**Material for this task**
# # # # # # #
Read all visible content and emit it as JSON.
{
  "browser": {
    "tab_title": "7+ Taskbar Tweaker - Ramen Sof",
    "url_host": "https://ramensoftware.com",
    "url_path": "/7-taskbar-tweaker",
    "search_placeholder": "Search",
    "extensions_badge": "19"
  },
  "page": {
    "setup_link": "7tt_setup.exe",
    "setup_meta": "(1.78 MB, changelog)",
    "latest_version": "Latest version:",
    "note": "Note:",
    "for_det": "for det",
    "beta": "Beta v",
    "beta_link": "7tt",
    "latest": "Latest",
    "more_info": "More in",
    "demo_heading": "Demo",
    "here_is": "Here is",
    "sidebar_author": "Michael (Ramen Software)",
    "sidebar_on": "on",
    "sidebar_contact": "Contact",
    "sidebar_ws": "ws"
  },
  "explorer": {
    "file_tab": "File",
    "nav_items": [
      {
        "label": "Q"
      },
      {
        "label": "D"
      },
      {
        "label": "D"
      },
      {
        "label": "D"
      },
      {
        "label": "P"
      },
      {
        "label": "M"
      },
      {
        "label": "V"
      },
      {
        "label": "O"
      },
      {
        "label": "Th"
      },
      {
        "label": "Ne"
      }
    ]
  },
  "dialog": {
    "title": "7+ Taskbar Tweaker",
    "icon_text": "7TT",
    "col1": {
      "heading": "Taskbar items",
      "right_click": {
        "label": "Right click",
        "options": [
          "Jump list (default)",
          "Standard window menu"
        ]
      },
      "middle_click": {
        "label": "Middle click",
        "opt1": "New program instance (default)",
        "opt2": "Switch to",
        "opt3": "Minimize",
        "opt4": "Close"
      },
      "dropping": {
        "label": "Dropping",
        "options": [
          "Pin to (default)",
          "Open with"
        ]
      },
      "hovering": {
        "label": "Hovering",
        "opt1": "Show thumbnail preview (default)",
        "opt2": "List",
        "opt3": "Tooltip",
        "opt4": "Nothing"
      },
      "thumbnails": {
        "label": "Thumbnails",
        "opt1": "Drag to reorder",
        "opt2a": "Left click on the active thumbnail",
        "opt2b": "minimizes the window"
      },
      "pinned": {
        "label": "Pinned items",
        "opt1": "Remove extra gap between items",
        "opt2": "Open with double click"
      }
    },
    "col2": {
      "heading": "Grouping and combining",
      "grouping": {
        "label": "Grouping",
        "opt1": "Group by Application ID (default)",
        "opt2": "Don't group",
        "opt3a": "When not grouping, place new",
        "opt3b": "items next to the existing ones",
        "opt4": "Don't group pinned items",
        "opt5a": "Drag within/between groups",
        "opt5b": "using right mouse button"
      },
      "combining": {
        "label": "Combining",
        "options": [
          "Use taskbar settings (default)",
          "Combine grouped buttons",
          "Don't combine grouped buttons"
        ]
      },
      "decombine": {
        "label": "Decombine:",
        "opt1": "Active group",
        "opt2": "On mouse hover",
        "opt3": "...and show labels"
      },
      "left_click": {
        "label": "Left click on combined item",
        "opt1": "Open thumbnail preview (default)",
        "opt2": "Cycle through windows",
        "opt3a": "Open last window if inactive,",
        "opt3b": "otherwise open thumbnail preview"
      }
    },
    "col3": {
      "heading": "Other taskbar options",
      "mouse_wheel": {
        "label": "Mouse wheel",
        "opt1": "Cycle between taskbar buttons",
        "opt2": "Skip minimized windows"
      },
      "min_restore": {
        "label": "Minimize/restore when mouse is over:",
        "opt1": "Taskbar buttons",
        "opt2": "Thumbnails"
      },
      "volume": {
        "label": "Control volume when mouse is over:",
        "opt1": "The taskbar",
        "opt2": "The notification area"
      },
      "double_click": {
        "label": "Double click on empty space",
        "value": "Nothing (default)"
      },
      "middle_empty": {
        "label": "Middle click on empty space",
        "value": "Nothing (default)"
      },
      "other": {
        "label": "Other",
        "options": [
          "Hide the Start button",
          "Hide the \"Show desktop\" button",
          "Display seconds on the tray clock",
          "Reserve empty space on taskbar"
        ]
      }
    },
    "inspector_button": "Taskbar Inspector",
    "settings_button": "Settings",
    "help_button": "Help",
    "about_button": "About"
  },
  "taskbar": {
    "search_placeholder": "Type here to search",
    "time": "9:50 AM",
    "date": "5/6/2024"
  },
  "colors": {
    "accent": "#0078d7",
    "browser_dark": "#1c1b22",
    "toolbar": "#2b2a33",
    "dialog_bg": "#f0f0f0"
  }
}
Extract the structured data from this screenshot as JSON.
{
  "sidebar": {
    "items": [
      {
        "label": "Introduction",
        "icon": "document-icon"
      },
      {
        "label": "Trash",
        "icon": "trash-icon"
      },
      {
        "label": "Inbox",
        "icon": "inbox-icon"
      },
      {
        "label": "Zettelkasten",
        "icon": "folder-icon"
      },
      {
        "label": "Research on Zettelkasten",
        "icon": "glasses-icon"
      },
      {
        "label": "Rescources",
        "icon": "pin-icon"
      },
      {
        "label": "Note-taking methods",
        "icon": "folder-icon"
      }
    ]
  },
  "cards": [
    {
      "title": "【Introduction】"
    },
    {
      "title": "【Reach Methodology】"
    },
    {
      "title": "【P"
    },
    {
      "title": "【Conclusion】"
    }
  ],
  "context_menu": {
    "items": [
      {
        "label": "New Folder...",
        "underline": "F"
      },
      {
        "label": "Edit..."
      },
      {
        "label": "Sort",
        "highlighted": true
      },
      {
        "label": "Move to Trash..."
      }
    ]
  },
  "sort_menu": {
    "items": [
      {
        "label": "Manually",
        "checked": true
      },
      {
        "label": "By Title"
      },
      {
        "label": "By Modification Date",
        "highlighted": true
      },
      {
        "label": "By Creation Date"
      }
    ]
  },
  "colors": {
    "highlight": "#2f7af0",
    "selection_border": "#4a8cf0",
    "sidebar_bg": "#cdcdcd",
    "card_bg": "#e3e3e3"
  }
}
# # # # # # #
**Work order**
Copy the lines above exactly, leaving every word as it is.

**Result below**
Read all visible content and emit it as JSON.
{
  "browser": {
    "tab_title": "7+ Taskbar Tweaker - Ramen Sof",
    "url_host": "https://ramensoftware.com",
    "url_path": "/7-taskbar-tweaker",
    "search_placeholder": "Search",
    "extensions_badge": "19"
  },
  "page": {
    "setup_link": "7tt_setup.exe",
    "setup_meta": "(1.78 MB, changelog)",
    "latest_version": "Latest version:",
    "note": "Note:",
    "for_det": "for det",
    "beta": "Beta v",
    "beta_link": "7tt",
    "latest": "Latest",
    "more_info": "More in",
    "demo_heading": "Demo",
    "here_is": "Here is",
    "sidebar_author": "Michael (Ramen Software)",
    "sidebar_on": "on",
    "sidebar_contact": "Contact",
    "sidebar_ws": "ws"
  },
  "explorer": {
    "file_tab": "File",
    "nav_items": [
      {
        "label": "Q"
      },
      {
        "label": "D"
      },
      {
        "label": "D"
      },
      {
        "label": "D"
      },
      {
        "label": "P"
      },
      {
        "label": "M"
      },
      {
        "label": "V"
      },
      {
        "label": "O"
      },
      {
        "label": "Th"
      },
      {
        "label": "Ne"
      }
    ]
  },
  "dialog": {
    "title": "7+ Taskbar Tweaker",
    "icon_text": "7TT",
    "col1": {
      "heading": "Taskbar items",
      "right_click": {
        "label": "Right click",
        "options": [
          "Jump list (default)",
          "Standard window menu"
        ]
      },
      "middle_click": {
        "label": "Middle click",
        "opt1": "New program instance (default)",
        "opt2": "Switch to",
        "opt3": "Minimize",
        "opt4": "Close"
      },
      "dropping": {
        "label": "Dropping",
        "options": [
          "Pin to (default)",
          "Open with"
        ]
      },
      "hovering": {
        "label": "Hovering",
        "opt1": "Show thumbnail preview (default)",
        "opt2": "List",
        "opt3": "Tooltip",
        "opt4": "Nothing"
      },
      "thumbnails": {
        "label": "Thumbnails",
        "opt1": "Drag to reorder",
        "opt2a": "Left click on the active thumbnail",
        "opt2b": "minimizes the window"
      },
      "pinned": {
        "label": "Pinned items",
        "opt1": "Remove extra gap between items",
        "opt2": "Open with double click"
      }
    },
    "col2": {
      "heading": "Grouping and combining",
      "grouping": {
        "label": "Grouping",
        "opt1": "Group by Application ID (default)",
        "opt2": "Don't group",
        "opt3a": "When not grouping, place new",
        "opt3b": "items next to the existing ones",
        "opt4": "Don't group pinned items",
        "opt5a": "Drag within/between groups",
        "opt5b": "using right mouse button"
      },
      "combining": {
        "label": "Combining",
        "options": [
          "Use taskbar settings (default)",
          "Combine grouped buttons",
          "Don't combine grouped buttons"
        ]
      },
      "decombine": {
        "label": "Decombine:",
        "opt1": "Active group",
        "opt2": "On mouse hover",
        "opt3": "...and show labels"
      },
      "left_click": {
        "label": "Left click on combined item",
        "opt1": "Open thumbnail preview (default)",
        "opt2": "Cycle through windows",
        "opt3a": "Open last window if inactive,",
        "opt3b": "otherwise open thumbnail preview"
      }
    },
    "col3": {
      "heading": "Other taskbar options",
      "mouse_wheel": {
        "label": "Mouse wheel",
        "opt1": "Cycle between taskbar buttons",
        "opt2": "Skip minimized windows"
      },
      "min_restore": {
        "label": "Minimize/restore when mouse is over:",
        "opt1": "Taskbar buttons",
        "opt2": "Thumbnails"
      },
      "volume": {
        "label": "Control volume when mouse is over:",
        "opt1": "The taskbar",
        "opt2": "The notification area"
      },
      "double_click": {
        "label": "Double click on empty space",
        "value": "Nothing (default)"
      },
      "middle_empty": {
        "label": "Middle click on empty space",
        "value": "Nothing (default)"
      },
      "other": {
        "label": "Other",
        "options": [
          "Hide the Start button",
          "Hide the \"Show desktop\" button",
          "Display seconds on the tray clock",
          "Reserve empty space on taskbar"
        ]
      }
    },
    "inspector_button": "Taskbar Inspector",
    "settings_button": "Settings",
    "help_button": "Help",
    "about_button": "About"
  },
  "taskbar": {
    "search_placeholder": "Type here to search",
    "time": "9:50 AM",
    "date": "5/6/2024"
  },
  "colors": {
    "accent": "#0078d7",
    "browser_dark": "#1c1b22",
    "toolbar": "#2b2a33",
    "dialog_bg": "#f0f0f0"
  }
}
Extract the structured data from this screenshot as JSON.
{
  "sidebar": {
    "items": [
      {
        "label": "Introduction",
        "icon": "document-icon"
      },
      {
        "label": "Trash",
        "icon": "trash-icon"
      },
      {
        "label": "Inbox",
        "icon": "inbox-icon"
      },
      {
        "label": "Zettelkasten",
        "icon": "folder-icon"
      },
      {
        "label": "Research on Zettelkasten",
        "icon": "glasses-icon"
      },
      {
        "label": "Rescources",
        "icon": "pin-icon"
      },
      {
        "label": "Note-taking methods",
        "icon": "folder-icon"
      }
    ]
  },
  "cards": [
    {
      "title": "【Introduction】"
    },
    {
      "title": "【Reach Methodology】"
    },
    {
      "title": "【P"
    },
    {
      "title": "【Conclusion】"
    }
  ],
  "context_menu": {
    "items": [
      {
        "label": "New Folder...",
        "underline": "F"
      },
      {
        "label": "Edit..."
      },
      {
        "label": "Sort",
        "highlighted": true
      },
      {
        "label": "Move to Trash..."
      }
    ]
  },
  "sort_menu": {
    "items": [
      {
        "label": "Manually",
        "checked": true
      },
      {
        "label": "By Title"
      },
      {
        "label": "By Modification Date",
        "highlighted": true
      },
      {
        "label": "By Creation Date"
      }
    ]
  },
  "colors": {
    "highlight": "#2f7af0",
    "selection_border": "#4a8cf0",
    "sidebar_bg": "#cdcdcd",
    "card_bg": "#e3e3e3"
  }
}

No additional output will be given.